Thirty patients undergoing mastectomy were randomly assigned to a neurotoxin group (15 patients) or a placebo group (15 patients). The neurotoxin group received 40 units of Botox (onabotulinumtoxinA, Allergan) into each pectoralis major muscle throughout the course of four injections. The placebo group received four injections of 0.9% sodium chloride.

Allen Gabriel, MD

Gabriel Allen

One year of follow-up data were collected, included patient demographics, visual analog scale (VAS) scores, laterality, office visits, amount of expansion, number of times to full expansion and amount of narcotics used. Mean follow-up was 23.4 months.

The researchers found no significant difference between initial fill and expander sizes between the groups. Additionally, complication rates for seroma, infection, skin necrosis, expander loss and hematoma did not vary.

Although there was no significant difference observed for narcotic use within the first 3 days following surgery, the researchers observed the use of oxycodone and valium was significantly less in the neurotoxin group from day 7 to day 45, but not for the use of oral NSAIDS. The neurotoxin group was also observed to have a greater volume of expansion per visit compared with the placebo group.

The neurotoxin group’s mean number of fills was 2.2 and the mean volume per fill was 98 cc to reach final expansion vs. 5.8 fills of 54 cc in the placebo group.

Overall, use of onabotulinumtoxinA shortened the time necessary to complete the expansion phase of breast reconstruction, while providing less pain to the patient after day 7, according to the researchers. - by Abigail Sutton

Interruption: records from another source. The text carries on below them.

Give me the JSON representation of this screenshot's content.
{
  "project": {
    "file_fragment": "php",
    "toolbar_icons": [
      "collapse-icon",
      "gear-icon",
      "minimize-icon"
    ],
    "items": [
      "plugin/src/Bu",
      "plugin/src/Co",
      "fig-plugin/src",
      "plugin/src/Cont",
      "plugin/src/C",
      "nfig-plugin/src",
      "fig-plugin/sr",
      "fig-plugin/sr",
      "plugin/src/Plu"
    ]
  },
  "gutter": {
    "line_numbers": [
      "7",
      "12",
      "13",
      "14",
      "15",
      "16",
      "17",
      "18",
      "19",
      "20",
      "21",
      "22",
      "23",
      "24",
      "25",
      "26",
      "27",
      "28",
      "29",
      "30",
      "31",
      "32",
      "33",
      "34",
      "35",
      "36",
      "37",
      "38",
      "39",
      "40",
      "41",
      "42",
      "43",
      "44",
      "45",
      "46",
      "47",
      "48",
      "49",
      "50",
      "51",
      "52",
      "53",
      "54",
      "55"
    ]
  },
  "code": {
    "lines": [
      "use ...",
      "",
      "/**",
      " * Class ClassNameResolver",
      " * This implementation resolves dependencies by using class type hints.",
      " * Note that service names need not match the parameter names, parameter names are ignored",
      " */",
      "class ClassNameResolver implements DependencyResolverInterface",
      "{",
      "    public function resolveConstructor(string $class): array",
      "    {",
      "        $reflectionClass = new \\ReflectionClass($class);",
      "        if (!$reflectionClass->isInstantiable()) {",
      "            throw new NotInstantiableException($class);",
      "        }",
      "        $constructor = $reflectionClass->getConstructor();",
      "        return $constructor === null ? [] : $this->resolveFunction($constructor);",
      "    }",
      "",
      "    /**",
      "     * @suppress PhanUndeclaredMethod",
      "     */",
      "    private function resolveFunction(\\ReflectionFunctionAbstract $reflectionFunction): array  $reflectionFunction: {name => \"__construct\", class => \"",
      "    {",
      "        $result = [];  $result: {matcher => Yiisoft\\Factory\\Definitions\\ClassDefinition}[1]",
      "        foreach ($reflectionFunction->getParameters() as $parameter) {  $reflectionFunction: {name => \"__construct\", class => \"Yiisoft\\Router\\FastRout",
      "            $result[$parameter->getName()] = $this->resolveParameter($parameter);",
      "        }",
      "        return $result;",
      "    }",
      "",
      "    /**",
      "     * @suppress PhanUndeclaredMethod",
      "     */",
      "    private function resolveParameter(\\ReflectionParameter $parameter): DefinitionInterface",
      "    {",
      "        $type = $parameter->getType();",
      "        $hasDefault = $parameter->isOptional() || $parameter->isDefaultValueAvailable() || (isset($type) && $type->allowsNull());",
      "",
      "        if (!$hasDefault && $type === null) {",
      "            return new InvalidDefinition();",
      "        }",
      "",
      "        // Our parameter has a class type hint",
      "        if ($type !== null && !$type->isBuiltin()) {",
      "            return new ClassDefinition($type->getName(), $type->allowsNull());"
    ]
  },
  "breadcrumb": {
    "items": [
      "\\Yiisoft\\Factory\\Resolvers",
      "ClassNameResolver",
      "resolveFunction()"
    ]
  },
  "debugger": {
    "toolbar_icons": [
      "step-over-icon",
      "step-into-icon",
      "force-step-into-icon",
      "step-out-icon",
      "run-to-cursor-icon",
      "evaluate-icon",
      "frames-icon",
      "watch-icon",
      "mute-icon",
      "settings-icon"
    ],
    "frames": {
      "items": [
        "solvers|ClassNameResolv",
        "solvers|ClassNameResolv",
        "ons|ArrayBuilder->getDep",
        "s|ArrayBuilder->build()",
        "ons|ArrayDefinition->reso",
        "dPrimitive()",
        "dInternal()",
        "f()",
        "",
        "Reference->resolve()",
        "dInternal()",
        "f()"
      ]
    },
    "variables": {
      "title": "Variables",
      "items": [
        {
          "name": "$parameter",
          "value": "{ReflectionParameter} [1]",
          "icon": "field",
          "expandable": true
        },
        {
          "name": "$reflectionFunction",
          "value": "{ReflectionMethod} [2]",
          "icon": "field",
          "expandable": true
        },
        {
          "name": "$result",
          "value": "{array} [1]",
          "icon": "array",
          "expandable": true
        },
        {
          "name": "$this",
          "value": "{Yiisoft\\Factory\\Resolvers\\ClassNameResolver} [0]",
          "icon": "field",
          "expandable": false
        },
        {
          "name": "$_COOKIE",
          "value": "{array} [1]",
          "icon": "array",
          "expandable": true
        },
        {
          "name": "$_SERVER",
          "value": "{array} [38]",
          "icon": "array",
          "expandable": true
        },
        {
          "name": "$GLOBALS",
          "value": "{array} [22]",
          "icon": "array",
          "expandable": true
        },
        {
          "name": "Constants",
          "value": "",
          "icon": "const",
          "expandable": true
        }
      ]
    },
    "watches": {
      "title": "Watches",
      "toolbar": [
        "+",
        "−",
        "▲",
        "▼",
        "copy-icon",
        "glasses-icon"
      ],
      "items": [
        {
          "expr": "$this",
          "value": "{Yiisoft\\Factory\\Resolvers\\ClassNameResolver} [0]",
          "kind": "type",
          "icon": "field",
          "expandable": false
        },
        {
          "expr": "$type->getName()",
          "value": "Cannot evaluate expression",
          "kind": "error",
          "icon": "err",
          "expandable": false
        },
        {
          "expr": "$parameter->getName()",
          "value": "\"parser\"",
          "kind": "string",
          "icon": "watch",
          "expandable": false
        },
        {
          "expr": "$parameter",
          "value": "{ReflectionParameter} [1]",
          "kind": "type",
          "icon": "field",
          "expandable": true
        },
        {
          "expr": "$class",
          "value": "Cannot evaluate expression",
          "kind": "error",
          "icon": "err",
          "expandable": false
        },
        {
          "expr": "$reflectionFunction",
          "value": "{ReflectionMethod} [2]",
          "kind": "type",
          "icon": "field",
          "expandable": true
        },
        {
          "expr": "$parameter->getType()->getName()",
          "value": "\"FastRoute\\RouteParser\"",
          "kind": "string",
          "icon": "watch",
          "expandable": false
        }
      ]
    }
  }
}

Disclosures: Gabriel reports he is a consultant for Allergan and Acelity. Please see the full study for a list of all other authors’ relevant financial disclosures.